Picture offshore wind farm

Open Access: World leading research into plasma physics...

Strathprints makes available scholarly Open Access content by researchers in the Department of Physics, including those researching plasma physics.

Plasma physics explores the '4th' state of matter known as 'plasma'. Profound new insights are being made by Strathclyde researchers in their attempts to better understand plasma, its behaviour and applications. Areas of focus include plasma wave propagation, non-linear wave interactions in the ionosphere, magnetospheric cyclotron instabilities, the parametric instabilities in plasmas, and much more.

Based on the REF 2014 GPA Scores, Times Higher Education ranked Strathclyde as number one in the UK for physics research.

Explore Open Access plasma physics research and of the Department of Physics more generally. Or explore all of Strathclyde's Open Access research...

Practical application of direct electron detectors to EBSD mapping in 2D and 3D

Mingard, K.P. and Stewart, M. and Gee, M.G. and Vespucci, S. and Trager-Cowan, C. (2018) Practical application of direct electron detectors to EBSD mapping in 2D and 3D. Ultramicroscopy, 184 (Part A). pp. 242-251. ISSN 0304-3991

[img]
Preview
Text (Mingard-etal-Ultramicroscopy2017-Practical-application-of-direct-electron-detectors-to-EBSD)
Mingard_etal_Ultramicroscopy2017_Practical_application_of_direct_electron_detectors_to_EBSD.pdf
Accepted Author Manuscript
License: Creative Commons Attribution-NonCommercial-NoDerivatives 4.0 logo

Download (1MB) | Preview

Abstract

The use of a direct electron detector for the simple acquisition of 2D electron backscatter diffraction (EBSD) maps and 3D EBSD datasets with a static sample geometry has been demonstrated in a focused ion beam scanning electron microscope.
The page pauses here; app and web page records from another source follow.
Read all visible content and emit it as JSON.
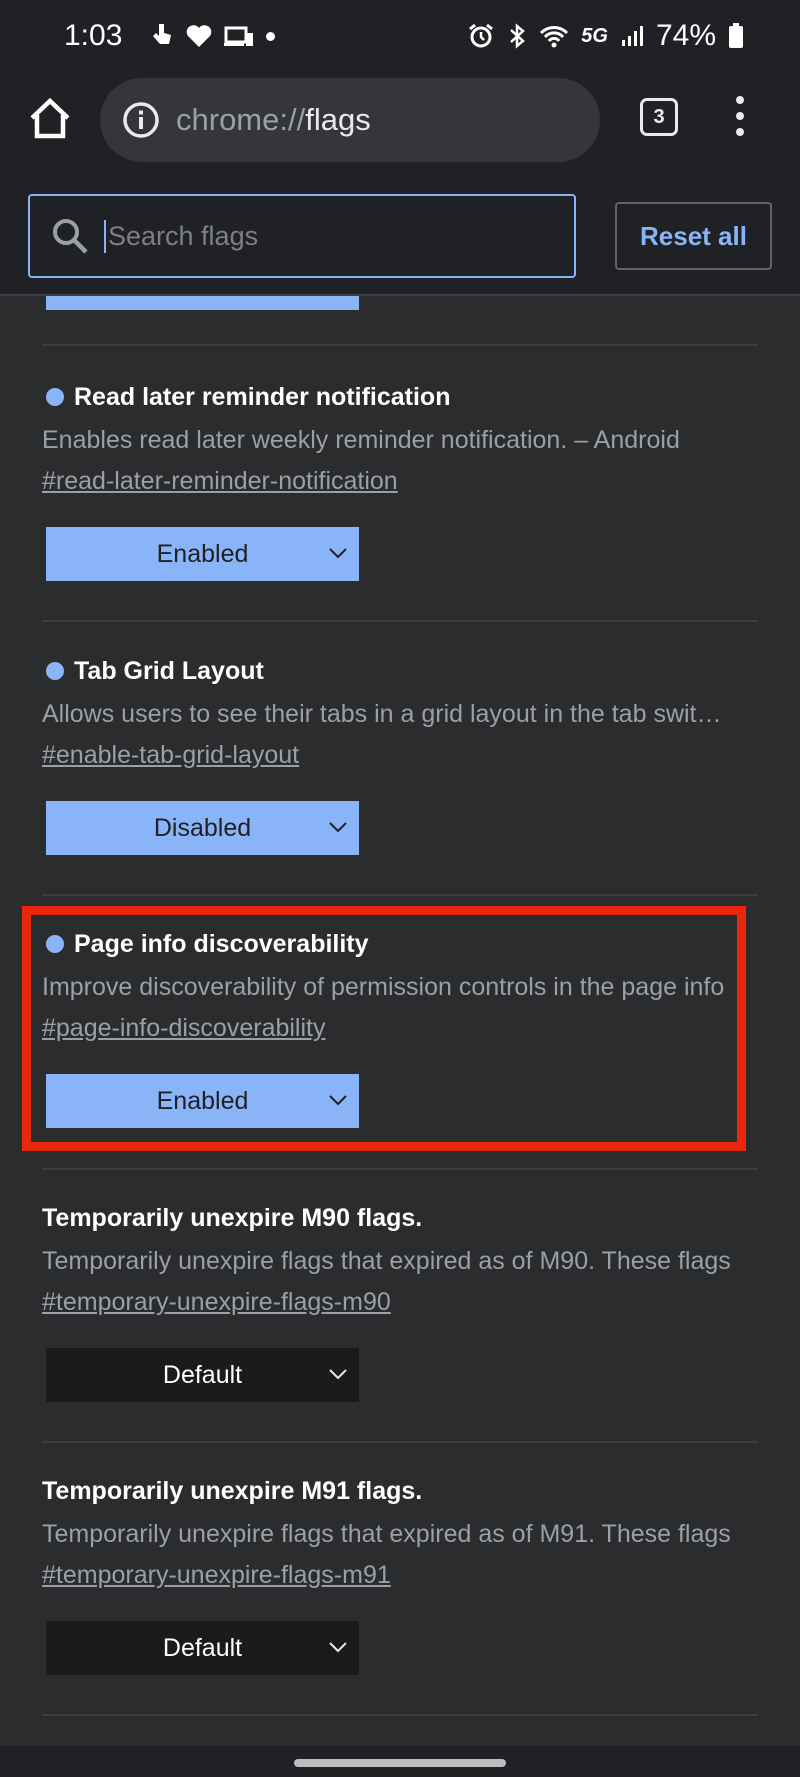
{
  "status_bar": {
    "time": "1:03",
    "network": "5G",
    "battery": "74%"
  },
  "toolbar": {
    "url_scheme": "chrome://",
    "url_host": "flags",
    "tab_count": "3"
  },
  "search": {
    "placeholder": "Search flags",
    "value": "",
    "reset_label": "Reset all"
  },
  "flags": [
    {
      "title": "Read later reminder notification",
      "description": "Enables read later weekly reminder notification. – Android",
      "link": "#read-later-reminder-notification",
      "value": "Enabled",
      "modified": true
    },
    {
      "title": "Tab Grid Layout",
      "description": "Allows users to see their tabs in a grid layout in the tab switcher",
      "link": "#enable-tab-grid-layout",
      "value": "Disabled",
      "modified": true
    },
    {
      "title": "Page info discoverability",
      "description": "Improve discoverability of permission controls in the page info",
      "link": "#page-info-discoverability",
      "value": "Enabled",
      "modified": true,
      "highlighted": true
    },
    {
      "title": "Temporarily unexpire M90 flags.",
      "description": "Temporarily unexpire flags that expired as of M90. These flags",
      "link": "#temporary-unexpire-flags-m90",
      "value": "Default",
      "modified": false
    },
    {
      "title": "Temporarily unexpire M91 flags.",
      "description": "Temporarily unexpire flags that expired as of M91. These flags",
      "link": "#temporary-unexpire-flags-m91",
      "value": "Default",
      "modified": false
    }
  ],
  "colors": {
    "accent": "#8ab4f8",
    "highlight_border": "#e8270d",
    "background": "#2b2c2e",
    "toolbar": "#202124"
  }
}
The small size and flexible connection of the Medipix direct electron detector enabled the mounting of sample and detector on the same stage at the short working distance required for the FIB. Comparison of 3D EBSD datasets acquired by this means and with conventional phosphor based EBSD detectors requiring sample movement showed that the former method with a static sample gave improved slice registration. However, for this sample detector configuration, significant heating by the detector caused sample drift. This drift and ion beam reheating both necessitated the use of fiducial marks to maintain stability during data acquisition.